A broad cross-section of the Silicon Valley community participated in Toyota Onramp 2017, an annual event hosted by Toyota Research Institute (TRI). Four teams were recognized for their efforts and presented with awards in the following categories -- highest overall MPG, best use of machine learning, highest single lap MPG and best race strategy. The roundtable featured Chairman Uchiyamada, Dr. Gill Pratt, Dr. James Kuffner, CTO; Dr. Ryan Eustice, Vice President of Autonomous Driving; Mr. Chris Ballinger, CFO and Director of Mobility Services. About Toyota Research Institute Toyota Research Institute is a wholly owned subsidiary of Toyota Motor North America under the direction of Dr. Gill Pratt.

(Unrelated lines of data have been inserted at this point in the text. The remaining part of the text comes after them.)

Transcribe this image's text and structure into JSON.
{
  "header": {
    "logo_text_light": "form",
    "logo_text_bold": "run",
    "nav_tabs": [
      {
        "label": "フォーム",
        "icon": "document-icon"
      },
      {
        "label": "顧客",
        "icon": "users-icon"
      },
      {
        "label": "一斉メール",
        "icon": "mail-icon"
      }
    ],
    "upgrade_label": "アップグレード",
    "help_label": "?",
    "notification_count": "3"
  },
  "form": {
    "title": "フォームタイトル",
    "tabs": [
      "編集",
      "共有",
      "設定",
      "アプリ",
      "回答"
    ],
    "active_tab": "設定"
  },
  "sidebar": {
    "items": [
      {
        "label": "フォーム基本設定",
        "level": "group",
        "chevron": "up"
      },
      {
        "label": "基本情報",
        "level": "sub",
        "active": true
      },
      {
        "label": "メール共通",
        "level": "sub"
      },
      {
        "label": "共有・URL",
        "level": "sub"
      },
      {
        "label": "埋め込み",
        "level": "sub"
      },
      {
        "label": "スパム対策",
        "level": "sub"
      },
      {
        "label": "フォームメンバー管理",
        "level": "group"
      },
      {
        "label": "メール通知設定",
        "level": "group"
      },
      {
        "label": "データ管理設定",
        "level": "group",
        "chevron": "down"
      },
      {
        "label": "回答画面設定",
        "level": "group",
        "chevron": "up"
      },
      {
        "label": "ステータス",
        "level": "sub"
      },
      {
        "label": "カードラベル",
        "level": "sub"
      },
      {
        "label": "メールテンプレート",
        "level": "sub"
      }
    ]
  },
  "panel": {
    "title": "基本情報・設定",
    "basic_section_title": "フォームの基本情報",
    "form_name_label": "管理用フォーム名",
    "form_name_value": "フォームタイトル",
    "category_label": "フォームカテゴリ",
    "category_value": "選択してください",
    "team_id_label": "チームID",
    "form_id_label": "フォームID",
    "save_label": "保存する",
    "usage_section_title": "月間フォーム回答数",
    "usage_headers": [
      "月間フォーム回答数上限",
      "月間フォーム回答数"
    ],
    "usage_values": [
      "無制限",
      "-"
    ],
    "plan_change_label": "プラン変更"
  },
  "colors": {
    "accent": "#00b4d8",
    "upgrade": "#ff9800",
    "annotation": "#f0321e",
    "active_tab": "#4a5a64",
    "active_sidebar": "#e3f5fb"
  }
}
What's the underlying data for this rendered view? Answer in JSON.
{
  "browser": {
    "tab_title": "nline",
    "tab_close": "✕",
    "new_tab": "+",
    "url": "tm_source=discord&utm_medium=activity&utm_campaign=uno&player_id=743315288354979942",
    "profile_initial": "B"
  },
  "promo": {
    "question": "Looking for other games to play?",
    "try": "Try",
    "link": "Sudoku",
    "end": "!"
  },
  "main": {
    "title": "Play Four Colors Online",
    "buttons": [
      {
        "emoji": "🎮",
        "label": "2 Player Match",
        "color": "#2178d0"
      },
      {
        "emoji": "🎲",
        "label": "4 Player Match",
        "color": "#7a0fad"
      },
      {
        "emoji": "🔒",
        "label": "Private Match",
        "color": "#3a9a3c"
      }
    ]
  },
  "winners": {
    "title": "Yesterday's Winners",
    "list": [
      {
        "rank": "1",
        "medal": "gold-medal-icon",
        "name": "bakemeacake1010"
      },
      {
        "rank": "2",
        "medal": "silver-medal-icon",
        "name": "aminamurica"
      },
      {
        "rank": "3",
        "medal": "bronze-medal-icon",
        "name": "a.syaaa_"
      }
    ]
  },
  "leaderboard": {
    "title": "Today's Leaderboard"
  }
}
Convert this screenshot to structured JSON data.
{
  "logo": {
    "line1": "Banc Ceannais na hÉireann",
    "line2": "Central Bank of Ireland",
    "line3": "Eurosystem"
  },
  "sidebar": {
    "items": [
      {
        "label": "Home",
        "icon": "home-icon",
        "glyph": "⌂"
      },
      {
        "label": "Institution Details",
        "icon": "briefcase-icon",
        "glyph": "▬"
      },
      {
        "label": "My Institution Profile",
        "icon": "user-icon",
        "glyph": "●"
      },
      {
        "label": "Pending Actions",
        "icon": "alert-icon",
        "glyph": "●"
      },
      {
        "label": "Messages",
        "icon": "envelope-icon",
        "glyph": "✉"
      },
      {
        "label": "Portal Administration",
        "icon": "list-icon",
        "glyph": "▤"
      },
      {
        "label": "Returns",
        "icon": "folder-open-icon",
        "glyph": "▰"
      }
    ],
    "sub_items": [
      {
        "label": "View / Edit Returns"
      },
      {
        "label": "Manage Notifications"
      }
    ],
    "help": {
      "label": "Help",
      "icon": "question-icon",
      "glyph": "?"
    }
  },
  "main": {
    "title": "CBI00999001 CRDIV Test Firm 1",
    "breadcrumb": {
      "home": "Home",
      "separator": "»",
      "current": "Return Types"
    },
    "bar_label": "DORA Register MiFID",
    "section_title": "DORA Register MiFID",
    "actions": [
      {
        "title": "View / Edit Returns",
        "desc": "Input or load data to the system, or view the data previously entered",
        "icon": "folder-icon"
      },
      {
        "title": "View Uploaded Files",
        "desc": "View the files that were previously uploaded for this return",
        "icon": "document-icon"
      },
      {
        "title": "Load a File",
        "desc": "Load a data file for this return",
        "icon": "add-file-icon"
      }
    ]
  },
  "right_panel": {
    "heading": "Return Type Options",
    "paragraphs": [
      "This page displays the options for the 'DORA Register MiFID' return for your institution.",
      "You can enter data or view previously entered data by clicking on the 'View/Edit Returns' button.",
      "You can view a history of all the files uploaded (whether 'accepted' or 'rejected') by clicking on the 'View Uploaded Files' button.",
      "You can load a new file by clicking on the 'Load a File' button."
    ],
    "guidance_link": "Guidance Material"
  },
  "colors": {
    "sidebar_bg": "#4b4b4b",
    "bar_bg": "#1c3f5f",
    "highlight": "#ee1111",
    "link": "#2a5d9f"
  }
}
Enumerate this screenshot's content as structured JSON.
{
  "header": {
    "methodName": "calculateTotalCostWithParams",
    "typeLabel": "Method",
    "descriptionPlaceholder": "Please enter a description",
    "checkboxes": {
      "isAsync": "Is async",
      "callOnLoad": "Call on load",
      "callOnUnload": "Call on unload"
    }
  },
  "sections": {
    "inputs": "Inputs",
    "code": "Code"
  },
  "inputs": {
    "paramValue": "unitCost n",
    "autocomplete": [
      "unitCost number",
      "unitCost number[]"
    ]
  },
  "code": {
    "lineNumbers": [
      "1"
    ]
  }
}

"This new advanced safety research vehicle is the first autonomous testing platform developed entirely by TRI, and reflects the rapid progress of our autonomous driving program," said TRI CEO Gill Pratt. The platform is the second generation of the advanced safety research vehicle revealed to the public by Toyota at the 2013 Consumer Electronics Show. "It will learn individual driver habits and abilities and will benefit from shared intelligence from other cars as data gathering, sharing and connectivity technologies advance.-- We believe Guardian can probably be deployed sooner and more widely than Chauffeur, providing high-level driver-assist features capable of helping mitigate collisions and save lives, sooner rather than later." Taking place on March 3, the Prius Challenge brings together a select group of entrepreneurs, technologists and Silicon Valley automotive enthusiasts to engage with the Toyota Research Institute while having some fun at the Sonoma Raceway.-- The goal: to increase dialogue and build a community around the topics of mobility, data science, artificial intelligence and robotics.